These trends hold true for the 2016 Census.

The highest net undercount rate in 2016 was for the 0-4 year olds (5.1%), followed by the 20-24 and 25-29 year age groups (5.0% and 4.9%, respectively). This is a change from 2011, where the young adults had the highest net undercount rates. In contrast, the older age groups all showed low net undercount rates, with the lowest rate for people aged 70-74 years (-3.9%; i.e. a net overcount). Males were also more likely to be missed in the Census compared with females, with net undercount rates of 1.5% and 0.4%, respectively.

Graph Image for Net Undercount Rate(a), Sex by Age Group, 2016

Footnote(s): (a) A negative value indicates a net overcount.

Source(s): Census of Population and Housing: Details of Overcount and Undercount, Australia - 2016



For males, those aged 25-29 years had the highest net undercount rate of all age groups (6.6%) followed by 20-24 year olds (6.1%). These age groups also had the highest net undercount rates in 2011.

For females, the 0-4 year olds had the highest net undercount rate (4.8%), followed by the 20-24 year olds (3.8%) and the 25-29 year olds (3.3%). The net undercount rate for females aged 60-64 years was the lowest of all age groups (-4.4%), although a net overcount can be seen for all female age groups 40 years and over.

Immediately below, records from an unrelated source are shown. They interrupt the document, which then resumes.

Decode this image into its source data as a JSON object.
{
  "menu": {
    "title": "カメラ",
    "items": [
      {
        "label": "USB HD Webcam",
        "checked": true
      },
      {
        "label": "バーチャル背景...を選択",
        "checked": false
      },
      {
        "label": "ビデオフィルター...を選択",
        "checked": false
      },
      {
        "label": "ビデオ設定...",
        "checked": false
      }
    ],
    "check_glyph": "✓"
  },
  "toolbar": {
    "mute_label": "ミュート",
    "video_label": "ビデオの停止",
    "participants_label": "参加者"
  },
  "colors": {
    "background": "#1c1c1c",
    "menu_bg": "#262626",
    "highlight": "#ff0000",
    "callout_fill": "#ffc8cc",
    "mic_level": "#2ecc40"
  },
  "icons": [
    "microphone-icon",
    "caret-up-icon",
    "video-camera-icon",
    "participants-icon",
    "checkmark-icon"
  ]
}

Children showed a higher net undercount rate in 2016. Compared with 2011, the net undercount rates were higher for 0-4 year olds (from 1.2% to 5.1%), for 5-9 year olds (from 1.5% to 3.4%), and for 10-14 year olds (from 0.4% to 1.9%).

Care should be taken when comparing the 2016 and 2011 net undercount estimates for age, due to an inconsistency in the calculation of age for estimation purposes. The 2016 PES collected the respondent’s age as at the time of the PES interview and this was (correctly) backdated to 9 August 2016 (i.e. their age on Census night) using date of birth, where provided. In 2011, however, age was not backdated to Census night for estimation purposes. This would have produced a small downward bias to the 2011 PES population estimate (and hence to the net undercount rate) for 0-4 year olds and a small upward bias for the 85 and over age group.